Capricorn is classified as an earth sign, and its ruling planet is Saturn.2. In astronomy, a faint zodiacal constellation in the equatorial region of the southern hemisphere, lying between Aquarius and Sagittarius.
2. The artificial pollination of figs by means of the sting of insects; such as, by chalcid wasps.
3. Etymology: from Latin caprificatio, "ripening of figs" (by the stinging of gall-insects); from caprificatus, past participle of caprificare, "to ripen figs", from caprificus, "wild fig"; literally, "goat fig", from caper, "goat" and ficus, "fig".
2. Relating to, or belonging to the Caprifoliaceae, a family of north temperate, and boreal regions, shrubs or small trees including honeysuckle, elderberry, and guelder-rose.
3. Etymology: from New Latin caprifoliaceae, from caprifolium type genus, from Medieval Latin: "honeysuckle", from Latin caper, "goat" + folium, "leaf".
2. Etymology: from Latin caprigenus; caper, "goat" + gegnere "to produce".
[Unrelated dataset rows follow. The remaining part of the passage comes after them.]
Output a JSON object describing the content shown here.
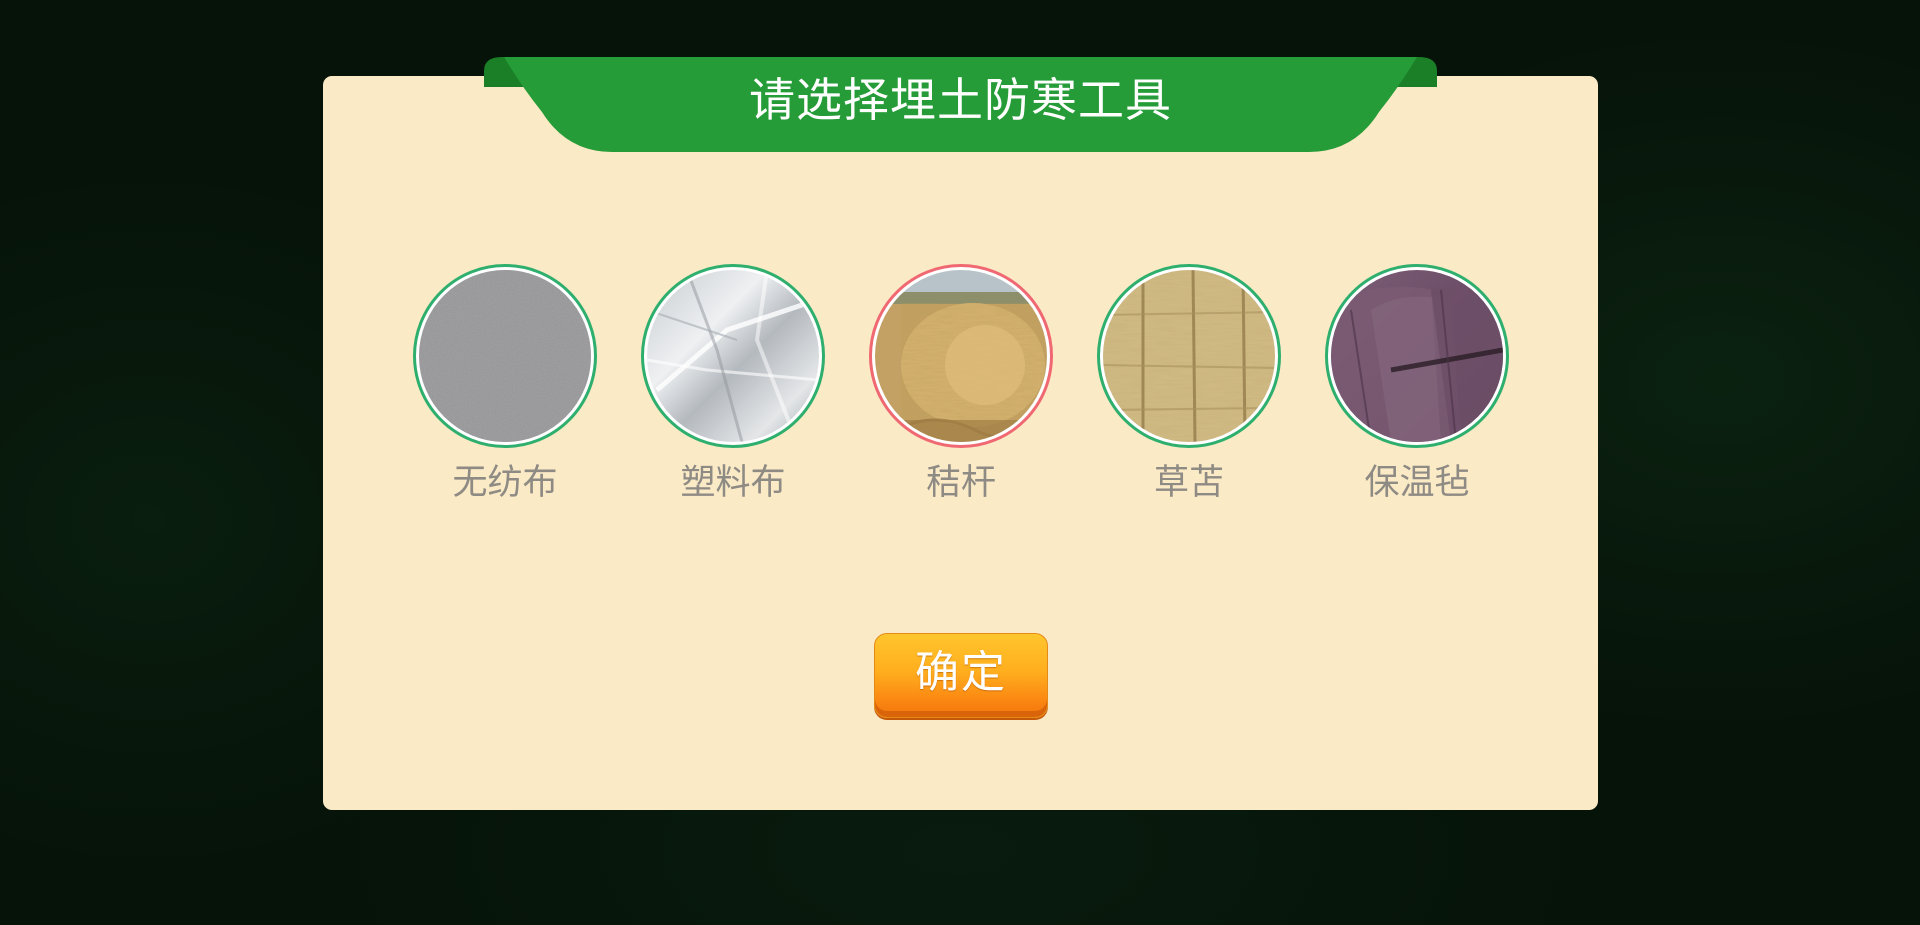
{
  "dialog": {
    "title": "请选择埋土防寒工具",
    "confirm_label": "确定"
  },
  "options": [
    {
      "label": "无纺布",
      "image": "gray-felt-fabric",
      "selected": false
    },
    {
      "label": "塑料布",
      "image": "plastic-sheet",
      "selected": false
    },
    {
      "label": "秸杆",
      "image": "straw-bale",
      "selected": true
    },
    {
      "label": "草苫",
      "image": "straw-mat",
      "selected": false
    },
    {
      "label": "保温毡",
      "image": "purple-insulation-felt",
      "selected": false
    }
  ],
  "colors": {
    "background": "#061309",
    "panel": "#fbeac6",
    "banner": "#259c37",
    "ring_default": "#2eaf6e",
    "ring_selected": "#ef6872",
    "label_text": "#8e8a84",
    "button_top": "#ffc62d",
    "button_bottom": "#f2750c"
  }
}
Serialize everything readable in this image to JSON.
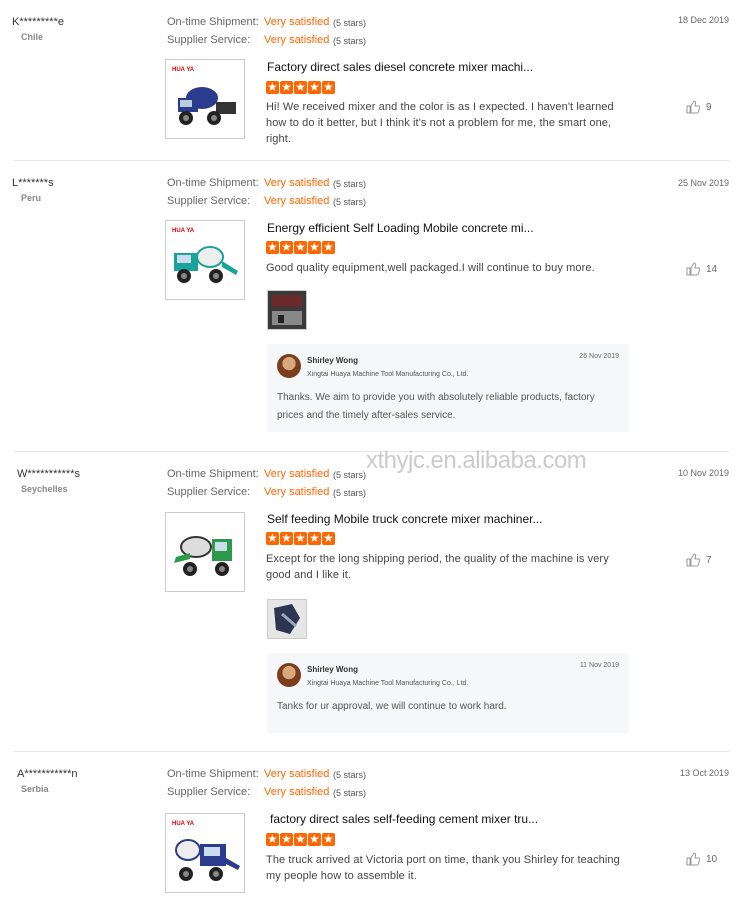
{
  "watermark": "xthyjc.en.alibaba.com",
  "labels": {
    "on_time": "On-time Shipment:",
    "supplier": "Supplier Service:"
  },
  "reviews": [
    {
      "buyer": "K*********e",
      "country": "Chile",
      "date": "18 Dec 2019",
      "on_time_value": "Very satisfied",
      "on_time_stars": "(5 stars)",
      "supplier_value": "Very satisfied",
      "supplier_stars": "(5 stars)",
      "product_title": "Factory direct sales diesel concrete mixer machi...",
      "thumb_brand": "HUA YA",
      "rating": 5,
      "comment": "Hi!  We received mixer and the color is as I expected. I haven't learned how to do it better, but I think it's not a problem for me, the smart one, right.",
      "likes": "9"
    },
    {
      "buyer": "L*******s",
      "country": "Peru",
      "date": "25 Nov 2019",
      "on_time_value": "Very satisfied",
      "on_time_stars": "(5 stars)",
      "supplier_value": "Very satisfied",
      "supplier_stars": "(5 stars)",
      "product_title": "Energy efficient Self Loading Mobile concrete mi...",
      "thumb_brand": "HUA YA",
      "rating": 5,
      "comment": "Good quality equipment,well packaged.I will continue to buy more.",
      "likes": "14",
      "reply": {
        "name": "Shirley Wong",
        "company": "Xingtai Huaya Machine Tool Manufacturing Co., Ltd.",
        "date": "26 Nov 2019",
        "text": "Thanks. We aim to provide you with absolutely reliable products, factory prices and the timely after-sales service."
      }
    },
    {
      "buyer": "W***********s",
      "country": "Seychelles",
      "date": "10 Nov 2019",
      "on_time_value": "Very satisfied",
      "on_time_stars": "(5 stars)",
      "supplier_value": "Very satisfied",
      "supplier_stars": "(5 stars)",
      "product_title": "Self feeding Mobile truck concrete mixer machiner...",
      "rating": 5,
      "comment": "Except for the long shipping period, the quality of the machine is very good and I like it.",
      "likes": "7",
      "reply": {
        "name": "Shirley Wong",
        "company": "Xingtai Huaya Machine Tool Manufacturing Co., Ltd.",
        "date": "11 Nov 2019",
        "text": "Tanks for ur approval, we will continue to work hard."
      }
    },
    {
      "buyer": "A***********n",
      "country": "Serbia",
      "date": "13 Oct 2019",
      "on_time_value": "Very satisfied",
      "on_time_stars": "(5 stars)",
      "supplier_value": "Very satisfied",
      "supplier_stars": "(5 stars)",
      "product_title": "factory direct sales self-feeding cement mixer tru...",
      "thumb_brand": "HUA YA",
      "rating": 5,
      "comment": "The truck arrived at Victoria port on time, thank you Shirley for teaching my people how to assemble it.",
      "likes": "10"
    }
  ]
}
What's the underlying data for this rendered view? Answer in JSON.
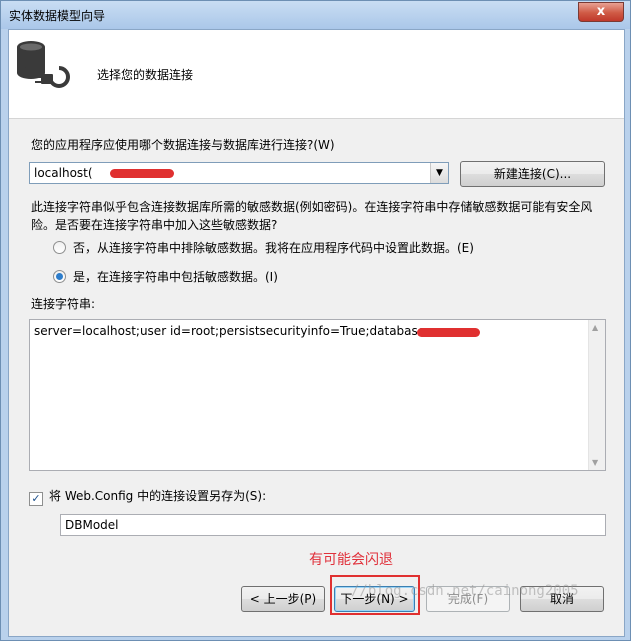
{
  "window": {
    "title": "实体数据模型向导",
    "close_label": "x"
  },
  "header": {
    "title": "选择您的数据连接",
    "icon": "database-plug-icon"
  },
  "connection": {
    "question": "您的应用程序应使用哪个数据连接与数据库进行连接?(W)",
    "selected_value": "localhost(",
    "new_connection_button": "新建连接(C)..."
  },
  "sensitive": {
    "warning": "此连接字符串似乎包含连接数据库所需的敏感数据(例如密码)。在连接字符串中存储敏感数据可能有安全风险。是否要在连接字符串中加入这些敏感数据?",
    "option_exclude": "否，从连接字符串中排除敏感数据。我将在应用程序代码中设置此数据。(E)",
    "option_include": "是，在连接字符串中包括敏感数据。(I)",
    "selected": "include"
  },
  "connection_string": {
    "label": "连接字符串:",
    "value": "server=localhost;user id=root;persistsecurityinfo=True;database="
  },
  "save_config": {
    "checkbox_label": "将 Web.Config 中的连接设置另存为(S):",
    "checked": true,
    "model_name": "DBModel"
  },
  "annotation": "有可能会闪退",
  "buttons": {
    "prev": "< 上一步(P)",
    "next": "下一步(N) >",
    "finish": "完成(F)",
    "cancel": "取消"
  },
  "watermark": "//blog.csdn.net/cainong2005",
  "colors": {
    "annotation_red": "#e0313b",
    "radio_selected": "#2d7dcb"
  }
}
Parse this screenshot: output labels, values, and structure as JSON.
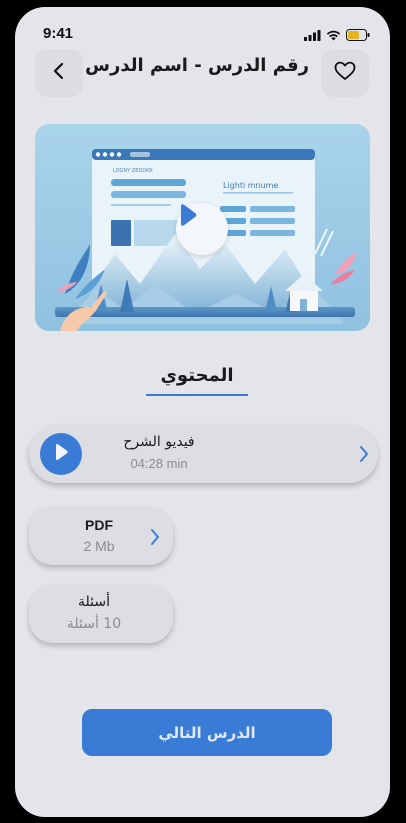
{
  "status_bar": {
    "time": "9:41"
  },
  "header": {
    "title": "رقم الدرس - اسم الدرس",
    "back_icon": "chevron-left-icon",
    "favorite_icon": "heart-icon"
  },
  "video_preview": {
    "thumb_heading": "Lighti mnume",
    "thumb_caption": "LOGNY ZEDDKK",
    "play_icon": "play-icon"
  },
  "content_section": {
    "title": "المحتوي"
  },
  "items": {
    "video": {
      "title": "فيديو الشرح",
      "duration": "04:28 min"
    },
    "pdf": {
      "title": "PDF",
      "size": "2 Mb"
    },
    "quiz": {
      "title": "أسئلة",
      "count": "10 أسئلة"
    }
  },
  "next_button": {
    "label": "الدرس التالي"
  },
  "colors": {
    "accent": "#3a7bd5",
    "background": "#e4e5ea",
    "card": "#dddee3",
    "muted_text": "#8a8b90"
  }
}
2. Etymology: from Latin caper, "goat", + loquor, "to speak".